Objects with a rule of differentiation arise in many contexts, so as mathematicians we want to classify them. Restricting to complex manifolds (or complex algebraic varieties), this is done by the famous Riemann-Hilbert correspondence: integrable connections (resp. regular holonomic D-modules) are the same as local systems (resp. perverse sheaves) on the manifold. Here one might think of "integrable connections" as collections of twisted higher-dimensional functions with differentiation and "regular holonomic D-modules" as everything that can be obtained from integrable connections under certain natural operations. Local systems and perverse sheaves are objects describing the topology of the manifold. The Riemann-Hilbert correspondence is quite miraculous: it builds a bridge between the (very rigid) geometry of complex manifolds and the (very flexible) underlying topology of the manifold.

*Image above: The Kato--Nakayama space of the plane replaces the origin by a circle. Each point of the added circle corresponds to a direction starting at the origin. One calls $\mathrm{KN}(\mathbb{C})$ the oriented real blow-up of the plane at the origin. In higher dimensions the topology becomes more complicated.*

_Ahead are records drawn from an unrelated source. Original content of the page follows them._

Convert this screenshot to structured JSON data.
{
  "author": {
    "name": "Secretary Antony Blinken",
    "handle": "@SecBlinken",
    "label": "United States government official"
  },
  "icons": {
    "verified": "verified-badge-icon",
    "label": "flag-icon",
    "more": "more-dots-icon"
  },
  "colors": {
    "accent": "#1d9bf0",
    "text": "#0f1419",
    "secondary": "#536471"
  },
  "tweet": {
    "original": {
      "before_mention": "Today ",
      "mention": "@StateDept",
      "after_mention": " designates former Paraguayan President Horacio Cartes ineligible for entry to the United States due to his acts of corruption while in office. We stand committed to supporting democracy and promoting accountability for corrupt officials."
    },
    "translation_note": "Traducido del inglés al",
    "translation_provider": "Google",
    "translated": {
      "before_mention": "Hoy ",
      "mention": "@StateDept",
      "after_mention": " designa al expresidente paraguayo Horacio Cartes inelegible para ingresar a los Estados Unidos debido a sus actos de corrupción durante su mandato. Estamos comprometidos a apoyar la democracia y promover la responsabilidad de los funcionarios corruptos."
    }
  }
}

The corresponding theorem for logarithmic connections is more intricate: the geometry of the compactification turns out to be related to the topology of an auxiliary space, called the Kato-Nakayama space after its inventors. A full classification for logarithmic connections was achieved by Ogus. However, the classification of "regular holonomic logarithmic D-modules" is still open - in fact until recently it was not even known what such a thing should really be (despite logarithmic D-modules already being used in the 80s). A solution to this classification problem will also finally shed light on the old question of how to correctly understand the topology of compactifications.

In a series of papers we are building a theory of logarithmic D-modules ready for applications and work towards the following *logarithmic Riemann-Hilbert conjecture*.**Conjecture**: The logarithmic de Rham functor $\widetilde{DR}_X$ gives an equivalence between the derived category of regular holonomic D-modules on a smooth log variety $X$ and a derived category of "constructible sheaves" on the Kato-Nakayama space of $X$, such that the following properties hold:

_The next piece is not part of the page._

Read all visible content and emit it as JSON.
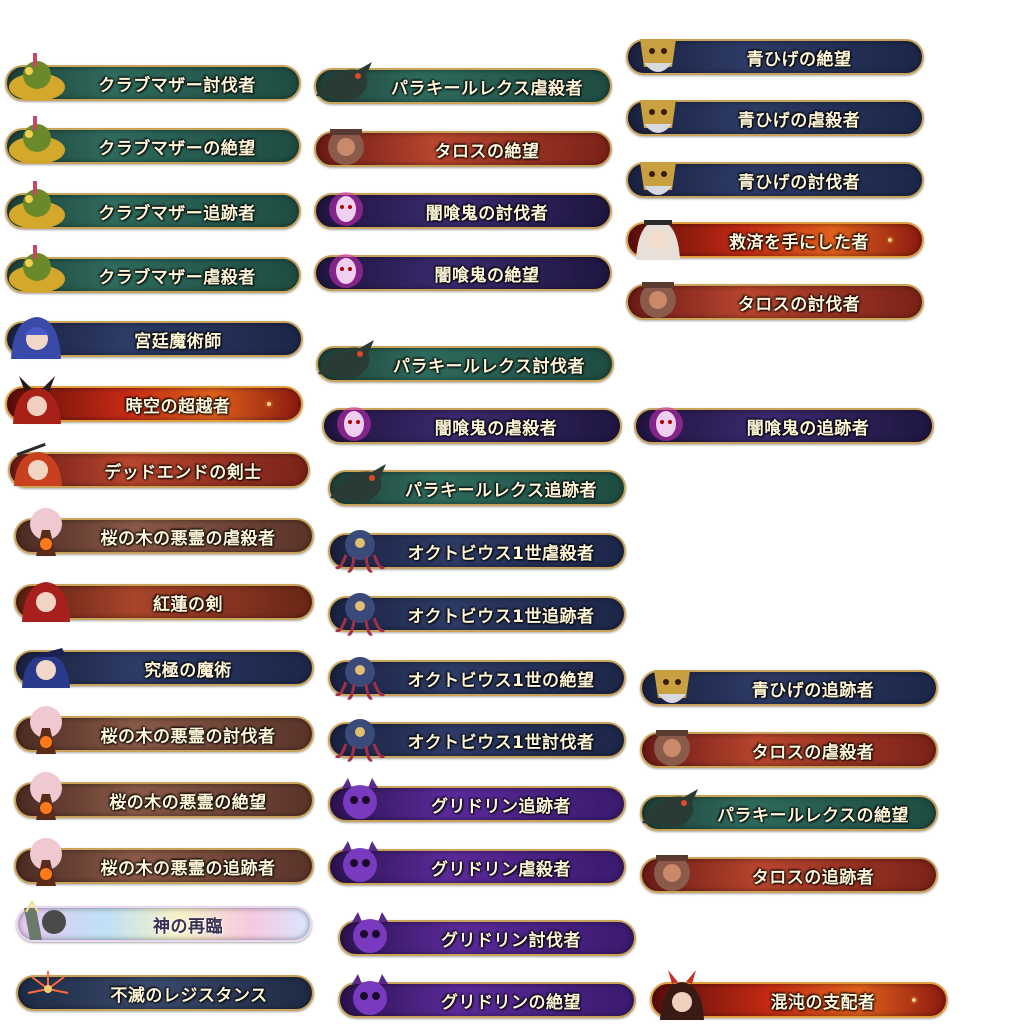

- The equivalence extends Ogus's Riemann-Hilbert correspondence for integrable log connections and reduces to the classical Riemann-Hilbert correspondence when the log structure is trivial.

- $\widetilde{DR}_X$ sends the standard t-structure to a perverse t-structure.

- There is a theory of singular support for constructible sheaves on the Kato-Nakayama space and it matches the theory of characteristic varieties for coherent log D-modules via the de Rham functor.

- Holonomic log D-modules have a natural filtration, which agrees with the Kashiwara-Malgrange V-filtration whenever the latter is defined. The de Rham functor matches this filtration with the intrinsic grading of constructible sheaves on the Kato-Nakayama space."

References:

Kato, K., Nakayama, C., *Log Betti cohomology, log étale cohomology, and log de Rham cohomology of log schemes over $\mathbb{C}$. * Kodai Math. J. 22 (1999), no. 2, 161-186.

Koppensteiner, C., Talpo, M., *Holonomic and perverse logarithmic D-modules*. Adv. Math. 346 (2019), 510-545.

Koppensteiner, C., The de Rham functor for logarithmic D-modules. Selecta Math. (N.S.) 26 (2020), no. 3, Paper No. 49.

Ogus, A., *On the logarithmic Riemann-Hilbert correspondence*. Doc. Math. 2003, Extra Vol. Kazuya Kato's fiftieth birthday, 655-724.